The Mountain of Currahee has become synonymous with the paratroopers of Colonel Sink’s 506th U.S. Parachute Infantry Regiment and in particular the now famous men of Easy Company, who were immortalised by Stephen Ambrose’s book and HBO’s mini-series, ‘The Band of Brothers.’
Currahee, and Camp Toccoa located at the mountain’s foot were the symbolic birth place of the 506th - it was where most of the men were trained and learned to become soldiers. In 1942 at the height of the Second World War, between July and November, the 506th were stationed here in Georgia and as part of their gruelling physical basic training regime, they were repeatedly forced to run the three miles up and down the mountain of Currahee, sometimes in full battle-dress. The men became so good at doing this that they could complete this arduous task within 50 minutes. They also as a symbol of both their defiance and to show that they could overcome any task put in front of them, adopted the name ‘Currahee’ as their regimental battle-cry during the war.

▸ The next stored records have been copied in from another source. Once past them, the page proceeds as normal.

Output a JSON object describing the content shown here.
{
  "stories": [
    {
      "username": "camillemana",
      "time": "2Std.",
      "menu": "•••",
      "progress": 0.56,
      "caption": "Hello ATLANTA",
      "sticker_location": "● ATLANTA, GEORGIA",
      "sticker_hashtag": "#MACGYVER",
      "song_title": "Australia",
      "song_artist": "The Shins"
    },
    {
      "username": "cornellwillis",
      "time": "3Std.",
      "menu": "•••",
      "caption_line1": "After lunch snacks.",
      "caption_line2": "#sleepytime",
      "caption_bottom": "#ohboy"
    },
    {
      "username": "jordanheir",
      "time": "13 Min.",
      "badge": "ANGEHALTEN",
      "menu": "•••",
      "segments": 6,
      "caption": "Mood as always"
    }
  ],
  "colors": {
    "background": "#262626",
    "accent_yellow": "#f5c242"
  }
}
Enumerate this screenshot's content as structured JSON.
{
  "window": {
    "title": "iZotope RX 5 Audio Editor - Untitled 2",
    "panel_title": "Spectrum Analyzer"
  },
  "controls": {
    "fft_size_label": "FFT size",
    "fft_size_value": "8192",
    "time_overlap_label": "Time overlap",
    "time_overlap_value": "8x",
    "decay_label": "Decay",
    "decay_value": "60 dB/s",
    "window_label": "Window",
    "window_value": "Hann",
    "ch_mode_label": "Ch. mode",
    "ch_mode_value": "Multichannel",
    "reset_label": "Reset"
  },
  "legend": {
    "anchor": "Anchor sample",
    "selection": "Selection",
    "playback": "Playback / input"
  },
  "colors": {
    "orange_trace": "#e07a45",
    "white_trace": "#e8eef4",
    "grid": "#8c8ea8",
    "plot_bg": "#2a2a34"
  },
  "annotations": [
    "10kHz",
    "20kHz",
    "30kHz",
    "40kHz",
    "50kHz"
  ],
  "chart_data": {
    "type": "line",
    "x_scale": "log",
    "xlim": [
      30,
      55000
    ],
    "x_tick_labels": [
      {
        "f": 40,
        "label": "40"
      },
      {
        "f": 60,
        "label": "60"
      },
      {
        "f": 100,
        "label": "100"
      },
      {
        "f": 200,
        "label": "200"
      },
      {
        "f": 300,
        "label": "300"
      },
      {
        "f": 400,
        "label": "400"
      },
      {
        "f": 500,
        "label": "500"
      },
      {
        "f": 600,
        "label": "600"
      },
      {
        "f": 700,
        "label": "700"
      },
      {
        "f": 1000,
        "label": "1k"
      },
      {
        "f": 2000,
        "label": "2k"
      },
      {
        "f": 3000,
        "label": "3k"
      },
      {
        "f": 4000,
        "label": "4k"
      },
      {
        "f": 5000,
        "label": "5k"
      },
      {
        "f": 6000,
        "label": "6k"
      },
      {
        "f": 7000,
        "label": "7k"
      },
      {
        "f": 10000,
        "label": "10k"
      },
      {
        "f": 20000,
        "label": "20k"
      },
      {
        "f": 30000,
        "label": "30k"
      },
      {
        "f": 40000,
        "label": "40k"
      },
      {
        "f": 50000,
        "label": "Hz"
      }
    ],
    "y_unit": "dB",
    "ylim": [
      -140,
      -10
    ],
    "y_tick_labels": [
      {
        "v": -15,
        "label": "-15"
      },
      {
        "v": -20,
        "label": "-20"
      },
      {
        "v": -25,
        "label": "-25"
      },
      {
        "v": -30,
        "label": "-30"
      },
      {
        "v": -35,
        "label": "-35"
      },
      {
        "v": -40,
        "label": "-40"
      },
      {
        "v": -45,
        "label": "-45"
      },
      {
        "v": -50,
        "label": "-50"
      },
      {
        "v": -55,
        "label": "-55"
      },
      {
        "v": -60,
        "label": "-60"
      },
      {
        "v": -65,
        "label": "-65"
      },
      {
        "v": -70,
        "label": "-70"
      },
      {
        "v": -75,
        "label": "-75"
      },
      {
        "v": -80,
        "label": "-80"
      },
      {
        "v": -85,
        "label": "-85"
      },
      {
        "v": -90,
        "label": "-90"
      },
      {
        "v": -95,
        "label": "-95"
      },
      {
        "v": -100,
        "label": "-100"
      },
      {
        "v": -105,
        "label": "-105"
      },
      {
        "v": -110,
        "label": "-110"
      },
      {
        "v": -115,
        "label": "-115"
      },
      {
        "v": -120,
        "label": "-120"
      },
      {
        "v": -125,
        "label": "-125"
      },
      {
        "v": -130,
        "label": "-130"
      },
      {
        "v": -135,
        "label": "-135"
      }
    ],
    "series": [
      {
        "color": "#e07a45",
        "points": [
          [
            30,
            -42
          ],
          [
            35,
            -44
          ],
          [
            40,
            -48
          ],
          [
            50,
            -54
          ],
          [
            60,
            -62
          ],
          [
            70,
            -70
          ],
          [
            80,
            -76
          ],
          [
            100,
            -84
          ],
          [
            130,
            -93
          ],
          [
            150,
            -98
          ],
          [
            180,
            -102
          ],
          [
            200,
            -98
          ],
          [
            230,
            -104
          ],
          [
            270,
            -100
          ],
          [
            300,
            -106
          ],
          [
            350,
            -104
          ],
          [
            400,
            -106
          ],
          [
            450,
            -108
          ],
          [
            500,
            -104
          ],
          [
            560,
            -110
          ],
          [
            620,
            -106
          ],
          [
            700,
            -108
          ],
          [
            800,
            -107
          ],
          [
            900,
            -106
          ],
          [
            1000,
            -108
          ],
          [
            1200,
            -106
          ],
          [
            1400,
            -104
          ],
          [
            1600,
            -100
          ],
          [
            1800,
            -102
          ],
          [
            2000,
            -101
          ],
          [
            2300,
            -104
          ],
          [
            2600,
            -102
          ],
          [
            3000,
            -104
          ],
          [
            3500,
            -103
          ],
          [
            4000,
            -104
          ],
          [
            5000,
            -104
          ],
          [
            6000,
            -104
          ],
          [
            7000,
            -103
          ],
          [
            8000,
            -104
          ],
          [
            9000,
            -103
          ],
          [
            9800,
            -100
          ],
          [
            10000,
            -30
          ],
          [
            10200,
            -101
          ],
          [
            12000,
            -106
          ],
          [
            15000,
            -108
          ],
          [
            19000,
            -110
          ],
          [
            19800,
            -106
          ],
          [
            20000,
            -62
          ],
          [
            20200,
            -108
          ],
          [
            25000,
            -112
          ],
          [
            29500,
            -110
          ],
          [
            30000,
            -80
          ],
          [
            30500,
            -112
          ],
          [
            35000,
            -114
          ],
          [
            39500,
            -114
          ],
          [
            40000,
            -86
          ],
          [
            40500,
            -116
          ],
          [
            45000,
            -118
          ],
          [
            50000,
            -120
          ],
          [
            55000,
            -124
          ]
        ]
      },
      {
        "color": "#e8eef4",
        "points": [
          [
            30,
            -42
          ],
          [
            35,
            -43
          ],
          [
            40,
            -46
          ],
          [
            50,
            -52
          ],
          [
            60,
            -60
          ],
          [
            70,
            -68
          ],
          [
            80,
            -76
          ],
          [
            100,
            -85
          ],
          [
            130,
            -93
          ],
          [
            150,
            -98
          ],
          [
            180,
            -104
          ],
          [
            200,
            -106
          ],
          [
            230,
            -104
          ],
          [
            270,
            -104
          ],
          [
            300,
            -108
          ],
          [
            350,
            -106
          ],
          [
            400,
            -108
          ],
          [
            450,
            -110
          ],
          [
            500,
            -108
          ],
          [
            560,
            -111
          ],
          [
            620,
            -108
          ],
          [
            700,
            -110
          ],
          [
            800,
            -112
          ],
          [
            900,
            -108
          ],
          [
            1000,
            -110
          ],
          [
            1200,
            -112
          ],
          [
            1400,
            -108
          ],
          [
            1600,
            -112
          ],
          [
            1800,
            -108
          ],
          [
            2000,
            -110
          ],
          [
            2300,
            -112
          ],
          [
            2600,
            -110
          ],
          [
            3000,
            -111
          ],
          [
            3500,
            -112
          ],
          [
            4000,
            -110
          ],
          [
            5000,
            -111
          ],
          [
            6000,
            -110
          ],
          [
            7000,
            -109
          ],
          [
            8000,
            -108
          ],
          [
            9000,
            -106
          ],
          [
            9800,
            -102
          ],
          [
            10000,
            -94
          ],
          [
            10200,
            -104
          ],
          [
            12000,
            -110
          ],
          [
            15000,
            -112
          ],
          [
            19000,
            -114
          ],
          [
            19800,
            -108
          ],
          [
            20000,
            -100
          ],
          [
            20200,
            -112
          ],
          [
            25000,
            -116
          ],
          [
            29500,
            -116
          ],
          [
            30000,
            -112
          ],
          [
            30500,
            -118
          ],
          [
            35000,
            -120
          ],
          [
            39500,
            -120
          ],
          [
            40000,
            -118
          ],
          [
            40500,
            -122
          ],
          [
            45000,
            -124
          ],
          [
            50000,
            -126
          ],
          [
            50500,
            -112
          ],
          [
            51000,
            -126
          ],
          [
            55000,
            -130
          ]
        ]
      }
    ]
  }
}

But it was not just Easy Company and the 506th that passed under the watching gaze of Currahee’s shadow, this area was a hive of activity during the war as thousands of prospective U.S. paratroopers were put through their paces at Camp Toccoa between 1942 - 1944. Currahee - originally derived in part from a native American word, which is believed to roughly translate as ‘Stands Alone’ - left its mark on each and every man from the 501st, 511th and 517th Parachute Infantry Regiments who also went through their basic training here and were frequently subjected to running the mountain’s exhausting 6 miles roundtrip.